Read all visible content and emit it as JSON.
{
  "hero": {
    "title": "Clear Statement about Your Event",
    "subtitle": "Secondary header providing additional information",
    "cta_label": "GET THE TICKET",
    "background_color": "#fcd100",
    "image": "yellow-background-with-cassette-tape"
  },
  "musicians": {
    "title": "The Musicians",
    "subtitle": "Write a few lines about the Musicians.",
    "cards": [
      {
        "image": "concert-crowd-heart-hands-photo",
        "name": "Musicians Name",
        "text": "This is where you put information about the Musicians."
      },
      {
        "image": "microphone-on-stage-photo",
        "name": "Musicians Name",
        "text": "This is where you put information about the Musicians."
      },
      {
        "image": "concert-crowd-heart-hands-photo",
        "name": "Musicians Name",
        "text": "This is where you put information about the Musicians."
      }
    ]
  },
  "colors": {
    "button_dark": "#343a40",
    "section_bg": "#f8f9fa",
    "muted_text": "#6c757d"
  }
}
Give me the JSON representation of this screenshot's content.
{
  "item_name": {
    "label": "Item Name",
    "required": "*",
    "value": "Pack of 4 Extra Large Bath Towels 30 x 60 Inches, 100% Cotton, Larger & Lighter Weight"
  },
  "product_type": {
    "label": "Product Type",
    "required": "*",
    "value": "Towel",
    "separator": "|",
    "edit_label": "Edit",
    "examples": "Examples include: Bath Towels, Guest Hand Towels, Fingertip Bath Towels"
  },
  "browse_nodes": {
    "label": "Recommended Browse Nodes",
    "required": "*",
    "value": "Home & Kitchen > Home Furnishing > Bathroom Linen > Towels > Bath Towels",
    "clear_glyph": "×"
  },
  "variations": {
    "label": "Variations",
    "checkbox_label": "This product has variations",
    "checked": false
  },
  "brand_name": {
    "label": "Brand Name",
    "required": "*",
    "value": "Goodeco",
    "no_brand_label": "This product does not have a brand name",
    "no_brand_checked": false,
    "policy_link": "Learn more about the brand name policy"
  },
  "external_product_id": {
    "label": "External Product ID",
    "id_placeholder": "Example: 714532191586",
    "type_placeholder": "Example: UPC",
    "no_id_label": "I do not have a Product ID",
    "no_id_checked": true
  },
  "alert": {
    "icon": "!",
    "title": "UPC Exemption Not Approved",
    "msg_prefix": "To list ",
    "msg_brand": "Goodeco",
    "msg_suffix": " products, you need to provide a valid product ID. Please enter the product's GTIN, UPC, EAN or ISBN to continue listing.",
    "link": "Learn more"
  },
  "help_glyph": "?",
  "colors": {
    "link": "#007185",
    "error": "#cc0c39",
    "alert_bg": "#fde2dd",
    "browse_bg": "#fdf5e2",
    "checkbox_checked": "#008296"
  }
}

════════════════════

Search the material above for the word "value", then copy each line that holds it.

    "value": "Pack of 4 Extra Large Bath Towels 30 x 60 Inches, 100% Cotton, Larger & Lighter Weight"
    "value": "Towel",
    "value": "Home & Kitchen > Home Furnishing > Bathroom Linen > Towels > Bath Towels",
    "value": "Goodeco",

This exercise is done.